Mourning the Loss of an Eighty’s Lady
Three days ago, a shock deeper than our treatment on the Assault Course descended on the women who graduated in the first class to include women at the United States Air Force Academy. For decades now, we have pulled together, even though as individuals we are very different. Intel work in Iraq/Afghanistan; missionary work in the jungles of Latin America; mothers of twins; flying into Beruit, Grenada, and Zaire/Congo; months on a space station; even surviving D.C. traffic and Pentagon politics; we have overcome so many barriers, that, as Terry Meyer said, “I think I’ve thought we were indestructible.”
Of course, we are each only human.
Dr. Colonel Karen A. O’Hair Fox, M.D., one of our own, succumbed to pancreatic cancer. Please sign her Life Legacy and read her biography at this link.
Karen is the daughter of a West Point graduate who traveled the country as a child, including a time when her father taught at USAFA. She attended El Dorado High School in Albuquerque, NM, and was a junior at the University of New Mexico, when she gave that up to become a USAFA cadet and Air Force Officer.
My impression of Karen is that she was tall, quiet and kind. Behind her veneer was a steel, determined to find a way to achieve her goals. Recruited by Coach Arata (or did she recruit him?) Karen became an All American swimmer. After graduation, she was one of few cadets who are assigned to Medical School. After graduating from Baylor College of Medicine, she became a Flight Surgeon, the only way, at the time, that any of us women were allowed to fly in fighter aircraft.

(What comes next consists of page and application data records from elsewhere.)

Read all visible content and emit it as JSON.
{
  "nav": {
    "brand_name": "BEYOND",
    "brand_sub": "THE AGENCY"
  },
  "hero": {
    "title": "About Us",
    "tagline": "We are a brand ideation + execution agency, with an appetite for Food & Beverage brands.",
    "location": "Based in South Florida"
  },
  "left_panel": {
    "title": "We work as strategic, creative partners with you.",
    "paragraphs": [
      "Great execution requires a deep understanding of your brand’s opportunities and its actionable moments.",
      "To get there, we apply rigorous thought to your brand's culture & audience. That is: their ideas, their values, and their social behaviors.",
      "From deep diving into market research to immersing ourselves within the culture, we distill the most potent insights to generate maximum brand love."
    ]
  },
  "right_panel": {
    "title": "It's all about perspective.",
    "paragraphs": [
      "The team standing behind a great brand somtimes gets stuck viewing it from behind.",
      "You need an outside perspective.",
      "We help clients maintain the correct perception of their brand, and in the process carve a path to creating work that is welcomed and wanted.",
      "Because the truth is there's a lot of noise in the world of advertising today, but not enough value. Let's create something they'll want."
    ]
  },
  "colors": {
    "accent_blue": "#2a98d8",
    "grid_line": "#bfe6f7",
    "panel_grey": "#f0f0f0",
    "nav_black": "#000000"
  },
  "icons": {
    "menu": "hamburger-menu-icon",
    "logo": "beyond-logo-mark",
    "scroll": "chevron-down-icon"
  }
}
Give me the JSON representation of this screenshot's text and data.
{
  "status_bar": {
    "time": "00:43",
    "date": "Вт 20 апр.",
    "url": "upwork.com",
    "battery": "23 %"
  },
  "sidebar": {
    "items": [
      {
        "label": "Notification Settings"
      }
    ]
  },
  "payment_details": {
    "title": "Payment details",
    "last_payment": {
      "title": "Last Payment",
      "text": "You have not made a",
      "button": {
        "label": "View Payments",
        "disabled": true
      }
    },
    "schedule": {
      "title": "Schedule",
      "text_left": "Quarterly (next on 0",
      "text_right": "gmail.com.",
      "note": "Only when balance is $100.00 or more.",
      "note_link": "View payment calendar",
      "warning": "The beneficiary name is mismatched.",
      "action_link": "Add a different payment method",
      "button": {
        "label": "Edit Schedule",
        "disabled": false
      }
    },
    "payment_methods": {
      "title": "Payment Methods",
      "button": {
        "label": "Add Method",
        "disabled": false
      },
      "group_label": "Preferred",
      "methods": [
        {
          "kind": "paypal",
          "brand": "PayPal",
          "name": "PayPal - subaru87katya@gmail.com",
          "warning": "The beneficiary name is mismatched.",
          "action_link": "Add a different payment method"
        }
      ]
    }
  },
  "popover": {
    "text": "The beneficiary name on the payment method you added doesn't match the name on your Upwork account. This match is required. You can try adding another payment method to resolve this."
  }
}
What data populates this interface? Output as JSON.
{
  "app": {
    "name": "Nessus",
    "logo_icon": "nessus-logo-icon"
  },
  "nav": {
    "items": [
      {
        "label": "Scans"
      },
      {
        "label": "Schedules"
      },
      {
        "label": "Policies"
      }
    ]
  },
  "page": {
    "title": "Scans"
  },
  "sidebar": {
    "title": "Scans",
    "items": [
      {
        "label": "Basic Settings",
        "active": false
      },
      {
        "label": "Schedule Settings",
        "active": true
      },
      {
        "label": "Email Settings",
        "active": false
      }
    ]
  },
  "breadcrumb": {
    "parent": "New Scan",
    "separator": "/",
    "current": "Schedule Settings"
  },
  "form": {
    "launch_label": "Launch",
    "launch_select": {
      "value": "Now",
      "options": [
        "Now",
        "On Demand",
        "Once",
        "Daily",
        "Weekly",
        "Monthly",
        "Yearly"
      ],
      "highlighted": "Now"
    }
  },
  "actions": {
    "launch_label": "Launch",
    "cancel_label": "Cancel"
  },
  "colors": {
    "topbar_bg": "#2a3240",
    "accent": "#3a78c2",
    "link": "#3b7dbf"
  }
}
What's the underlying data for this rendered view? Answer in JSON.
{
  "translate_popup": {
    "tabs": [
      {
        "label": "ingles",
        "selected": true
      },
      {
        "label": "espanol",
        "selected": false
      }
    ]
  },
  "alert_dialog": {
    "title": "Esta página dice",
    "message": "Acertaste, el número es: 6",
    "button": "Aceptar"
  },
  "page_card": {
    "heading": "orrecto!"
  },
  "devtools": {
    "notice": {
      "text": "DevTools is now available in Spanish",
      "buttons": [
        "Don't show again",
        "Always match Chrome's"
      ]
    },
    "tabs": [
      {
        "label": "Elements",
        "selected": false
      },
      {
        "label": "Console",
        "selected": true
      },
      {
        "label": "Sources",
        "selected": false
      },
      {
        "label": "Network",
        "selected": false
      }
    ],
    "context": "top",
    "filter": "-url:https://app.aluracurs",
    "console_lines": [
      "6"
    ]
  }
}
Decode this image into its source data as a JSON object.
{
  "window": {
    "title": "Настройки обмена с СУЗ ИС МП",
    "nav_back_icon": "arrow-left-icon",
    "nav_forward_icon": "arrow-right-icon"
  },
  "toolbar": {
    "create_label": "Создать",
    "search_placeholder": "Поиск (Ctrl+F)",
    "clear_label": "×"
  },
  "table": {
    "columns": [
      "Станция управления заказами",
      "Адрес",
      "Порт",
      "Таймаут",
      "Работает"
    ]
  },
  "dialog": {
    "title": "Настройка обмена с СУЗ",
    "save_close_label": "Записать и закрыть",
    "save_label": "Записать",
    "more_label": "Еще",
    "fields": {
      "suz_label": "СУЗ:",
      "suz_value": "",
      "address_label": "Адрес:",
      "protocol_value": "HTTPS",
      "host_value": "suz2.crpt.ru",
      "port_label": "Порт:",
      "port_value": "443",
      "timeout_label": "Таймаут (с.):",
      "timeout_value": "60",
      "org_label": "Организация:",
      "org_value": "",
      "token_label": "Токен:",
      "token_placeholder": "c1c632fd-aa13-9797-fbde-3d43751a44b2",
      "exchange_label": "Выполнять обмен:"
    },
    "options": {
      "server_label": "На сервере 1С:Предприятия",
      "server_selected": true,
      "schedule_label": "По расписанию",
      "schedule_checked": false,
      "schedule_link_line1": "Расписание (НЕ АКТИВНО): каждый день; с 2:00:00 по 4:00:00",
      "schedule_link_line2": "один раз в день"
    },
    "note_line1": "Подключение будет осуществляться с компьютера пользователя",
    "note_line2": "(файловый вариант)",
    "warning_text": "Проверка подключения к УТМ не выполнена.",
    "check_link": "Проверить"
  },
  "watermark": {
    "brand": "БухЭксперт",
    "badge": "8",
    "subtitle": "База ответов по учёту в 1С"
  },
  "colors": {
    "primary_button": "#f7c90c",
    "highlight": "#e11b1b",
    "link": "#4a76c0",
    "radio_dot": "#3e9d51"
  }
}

I pass our condolences to her mother, Marilyn, to Jeff and Michael Fox, to Karen’s brothers and extended family, and to her husband, William. Karen and William’s home is in San Antonio. The family has requested that in lieu of flowers, donations be made to the charity of your choice.
God bless you, Karen. I see you there among the towering “Cu’,” where I hope you will do “one more roll for me.”